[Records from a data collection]
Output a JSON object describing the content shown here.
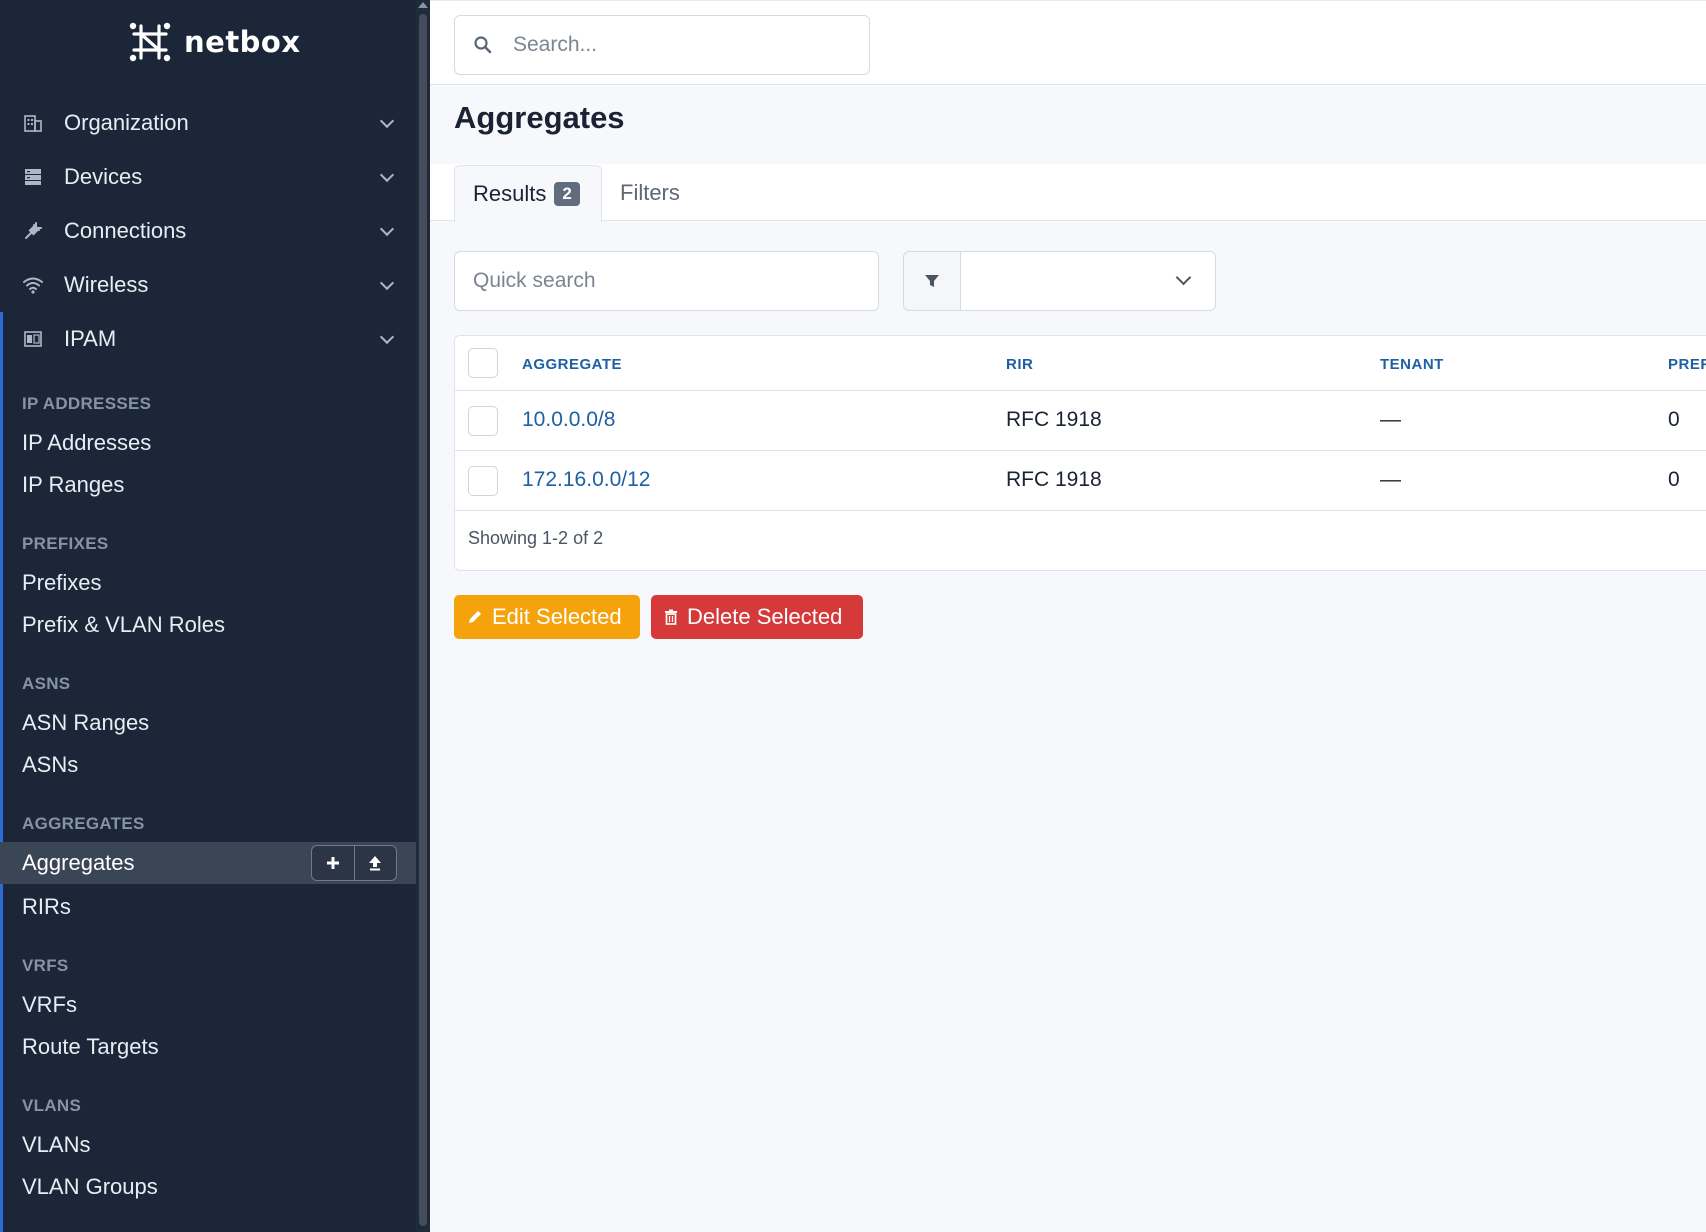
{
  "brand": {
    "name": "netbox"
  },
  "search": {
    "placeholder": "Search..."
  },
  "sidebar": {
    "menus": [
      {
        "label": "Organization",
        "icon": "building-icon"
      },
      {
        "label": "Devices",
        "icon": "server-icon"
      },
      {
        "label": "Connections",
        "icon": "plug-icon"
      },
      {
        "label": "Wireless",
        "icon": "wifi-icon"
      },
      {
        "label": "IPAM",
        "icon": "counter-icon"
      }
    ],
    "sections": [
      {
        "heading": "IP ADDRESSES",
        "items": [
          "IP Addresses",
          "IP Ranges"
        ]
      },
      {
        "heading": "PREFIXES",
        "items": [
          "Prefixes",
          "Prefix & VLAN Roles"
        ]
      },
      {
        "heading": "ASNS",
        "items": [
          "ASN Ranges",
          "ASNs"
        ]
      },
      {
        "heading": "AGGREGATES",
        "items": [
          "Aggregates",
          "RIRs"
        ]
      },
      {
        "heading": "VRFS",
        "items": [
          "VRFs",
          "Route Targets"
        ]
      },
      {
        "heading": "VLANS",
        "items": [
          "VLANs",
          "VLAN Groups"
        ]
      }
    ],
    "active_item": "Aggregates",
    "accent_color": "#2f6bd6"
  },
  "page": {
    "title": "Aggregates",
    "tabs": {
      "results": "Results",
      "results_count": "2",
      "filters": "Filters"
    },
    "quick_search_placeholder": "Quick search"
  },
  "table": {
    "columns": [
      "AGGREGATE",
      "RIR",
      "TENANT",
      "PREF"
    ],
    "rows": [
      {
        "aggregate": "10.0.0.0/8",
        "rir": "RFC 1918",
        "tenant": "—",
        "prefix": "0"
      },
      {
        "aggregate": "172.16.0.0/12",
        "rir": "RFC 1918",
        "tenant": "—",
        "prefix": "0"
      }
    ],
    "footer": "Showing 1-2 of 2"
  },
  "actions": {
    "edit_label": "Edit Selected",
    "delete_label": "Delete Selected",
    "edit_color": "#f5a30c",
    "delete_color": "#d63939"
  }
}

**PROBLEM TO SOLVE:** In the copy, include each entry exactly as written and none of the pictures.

**RESPONSE TO THIS EXERCISE:**
Output a JSON object describing the content shown here.
{
  "brand": {
    "name": "netbox"
  },
  "search": {
    "placeholder": "Search..."
  },
  "sidebar": {
    "menus": [
      {
        "label": "Organization",
        "icon": "building-icon"
      },
      {
        "label": "Devices",
        "icon": "server-icon"
      },
      {
        "label": "Connections",
        "icon": "plug-icon"
      },
      {
        "label": "Wireless",
        "icon": "wifi-icon"
      },
      {
        "label": "IPAM",
        "icon": "counter-icon"
      }
    ],
    "sections": [
      {
        "heading": "IP ADDRESSES",
        "items": [
          "IP Addresses",
          "IP Ranges"
        ]
      },
      {
        "heading": "PREFIXES",
        "items": [
          "Prefixes",
          "Prefix & VLAN Roles"
        ]
      },
      {
        "heading": "ASNS",
        "items": [
          "ASN Ranges",
          "ASNs"
        ]
      },
      {
        "heading": "AGGREGATES",
        "items": [
          "Aggregates",
          "RIRs"
        ]
      },
      {
        "heading": "VRFS",
        "items": [
          "VRFs",
          "Route Targets"
        ]
      },
      {
        "heading": "VLANS",
        "items": [
          "VLANs",
          "VLAN Groups"
        ]
      }
    ],
    "active_item": "Aggregates",
    "accent_color": "#2f6bd6"
  },
  "page": {
    "title": "Aggregates",
    "tabs": {
      "results": "Results",
      "results_count": "2",
      "filters": "Filters"
    },
    "quick_search_placeholder": "Quick search"
  },
  "table": {
    "columns": [
      "AGGREGATE",
      "RIR",
      "TENANT",
      "PREF"
    ],
    "rows": [
      {
        "aggregate": "10.0.0.0/8",
        "rir": "RFC 1918",
        "tenant": "—",
        "prefix": "0"
      },
      {
        "aggregate": "172.16.0.0/12",
        "rir": "RFC 1918",
        "tenant": "—",
        "prefix": "0"
      }
    ],
    "footer": "Showing 1-2 of 2"
  },
  "actions": {
    "edit_label": "Edit Selected",
    "delete_label": "Delete Selected",
    "edit_color": "#f5a30c",
    "delete_color": "#d63939"
  }
}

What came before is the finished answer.